AIM OF THE EXERCISE → Every line in the records below that holds "variante" must be identified and copied.

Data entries
***
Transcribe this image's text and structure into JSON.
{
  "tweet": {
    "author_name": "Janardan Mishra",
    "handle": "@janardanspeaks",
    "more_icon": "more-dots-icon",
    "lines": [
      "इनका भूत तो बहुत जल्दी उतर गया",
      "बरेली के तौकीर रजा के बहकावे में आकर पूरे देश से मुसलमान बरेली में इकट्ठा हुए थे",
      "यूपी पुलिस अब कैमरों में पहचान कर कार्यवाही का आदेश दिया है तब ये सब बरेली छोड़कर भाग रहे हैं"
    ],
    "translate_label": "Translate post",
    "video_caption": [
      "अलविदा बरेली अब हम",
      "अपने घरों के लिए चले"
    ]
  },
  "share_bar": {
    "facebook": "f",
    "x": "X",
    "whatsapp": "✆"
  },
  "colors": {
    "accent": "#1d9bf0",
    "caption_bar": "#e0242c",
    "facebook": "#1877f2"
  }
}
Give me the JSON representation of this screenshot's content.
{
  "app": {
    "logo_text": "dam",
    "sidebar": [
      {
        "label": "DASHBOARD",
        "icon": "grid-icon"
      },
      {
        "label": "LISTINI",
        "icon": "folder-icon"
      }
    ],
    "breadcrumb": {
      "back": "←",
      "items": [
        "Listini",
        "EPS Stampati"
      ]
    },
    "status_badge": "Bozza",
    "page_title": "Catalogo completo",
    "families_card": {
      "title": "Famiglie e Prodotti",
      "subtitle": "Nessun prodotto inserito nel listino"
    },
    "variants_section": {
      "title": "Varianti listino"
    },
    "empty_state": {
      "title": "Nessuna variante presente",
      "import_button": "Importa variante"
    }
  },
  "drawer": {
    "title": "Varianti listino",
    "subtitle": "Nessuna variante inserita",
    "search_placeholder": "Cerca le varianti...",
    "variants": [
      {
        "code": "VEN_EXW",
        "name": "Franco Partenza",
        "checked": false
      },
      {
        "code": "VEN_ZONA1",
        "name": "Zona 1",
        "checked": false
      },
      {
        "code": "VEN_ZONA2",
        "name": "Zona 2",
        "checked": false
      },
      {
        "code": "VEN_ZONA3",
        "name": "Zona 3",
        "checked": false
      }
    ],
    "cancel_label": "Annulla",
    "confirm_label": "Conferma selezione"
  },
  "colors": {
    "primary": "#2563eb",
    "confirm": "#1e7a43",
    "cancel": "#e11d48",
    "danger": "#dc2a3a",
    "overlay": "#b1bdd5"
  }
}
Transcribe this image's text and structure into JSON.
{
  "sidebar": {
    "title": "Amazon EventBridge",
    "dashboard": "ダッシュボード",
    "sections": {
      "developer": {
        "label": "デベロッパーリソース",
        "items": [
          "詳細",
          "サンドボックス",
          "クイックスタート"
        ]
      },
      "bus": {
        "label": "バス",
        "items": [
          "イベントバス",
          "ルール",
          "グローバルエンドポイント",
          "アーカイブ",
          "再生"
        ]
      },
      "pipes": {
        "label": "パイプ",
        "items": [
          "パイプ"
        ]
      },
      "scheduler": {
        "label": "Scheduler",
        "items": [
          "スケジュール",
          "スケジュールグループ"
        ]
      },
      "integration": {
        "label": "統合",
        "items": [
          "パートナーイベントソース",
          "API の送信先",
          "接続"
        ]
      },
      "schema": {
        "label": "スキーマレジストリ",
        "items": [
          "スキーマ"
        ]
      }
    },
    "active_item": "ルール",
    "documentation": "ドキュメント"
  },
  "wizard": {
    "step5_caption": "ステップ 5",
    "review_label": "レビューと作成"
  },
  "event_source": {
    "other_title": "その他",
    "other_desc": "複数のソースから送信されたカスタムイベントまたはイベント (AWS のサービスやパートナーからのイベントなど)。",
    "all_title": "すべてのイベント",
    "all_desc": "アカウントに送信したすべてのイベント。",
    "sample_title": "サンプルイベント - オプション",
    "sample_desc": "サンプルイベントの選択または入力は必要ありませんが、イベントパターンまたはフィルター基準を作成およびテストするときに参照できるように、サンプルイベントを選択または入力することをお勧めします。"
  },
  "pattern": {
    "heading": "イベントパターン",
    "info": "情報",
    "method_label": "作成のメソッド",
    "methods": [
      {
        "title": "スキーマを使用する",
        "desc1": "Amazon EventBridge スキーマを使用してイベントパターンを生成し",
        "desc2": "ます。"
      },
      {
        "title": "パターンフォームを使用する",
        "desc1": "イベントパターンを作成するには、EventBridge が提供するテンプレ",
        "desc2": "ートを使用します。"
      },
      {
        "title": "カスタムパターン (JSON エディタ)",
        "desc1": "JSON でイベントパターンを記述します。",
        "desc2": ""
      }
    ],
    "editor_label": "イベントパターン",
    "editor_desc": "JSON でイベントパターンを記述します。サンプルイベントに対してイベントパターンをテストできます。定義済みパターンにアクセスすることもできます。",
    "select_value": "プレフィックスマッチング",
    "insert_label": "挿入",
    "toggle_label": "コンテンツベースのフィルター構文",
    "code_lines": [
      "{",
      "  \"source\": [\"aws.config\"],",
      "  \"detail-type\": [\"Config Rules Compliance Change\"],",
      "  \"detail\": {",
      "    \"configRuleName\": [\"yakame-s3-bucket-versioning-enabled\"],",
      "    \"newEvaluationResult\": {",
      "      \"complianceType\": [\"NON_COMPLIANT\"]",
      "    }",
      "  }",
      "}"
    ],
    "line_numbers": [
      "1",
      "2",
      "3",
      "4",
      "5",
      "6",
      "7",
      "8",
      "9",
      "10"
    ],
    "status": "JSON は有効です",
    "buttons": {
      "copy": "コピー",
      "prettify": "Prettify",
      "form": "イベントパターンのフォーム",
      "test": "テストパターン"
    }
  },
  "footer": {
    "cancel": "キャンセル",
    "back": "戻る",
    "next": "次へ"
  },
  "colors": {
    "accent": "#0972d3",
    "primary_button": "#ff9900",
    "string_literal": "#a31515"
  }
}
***
RESPONSE BELOW →
      "title": "Nessuna variante presente",
      "import_button": "Importa variante"
    "subtitle": "Nessuna variante inserita",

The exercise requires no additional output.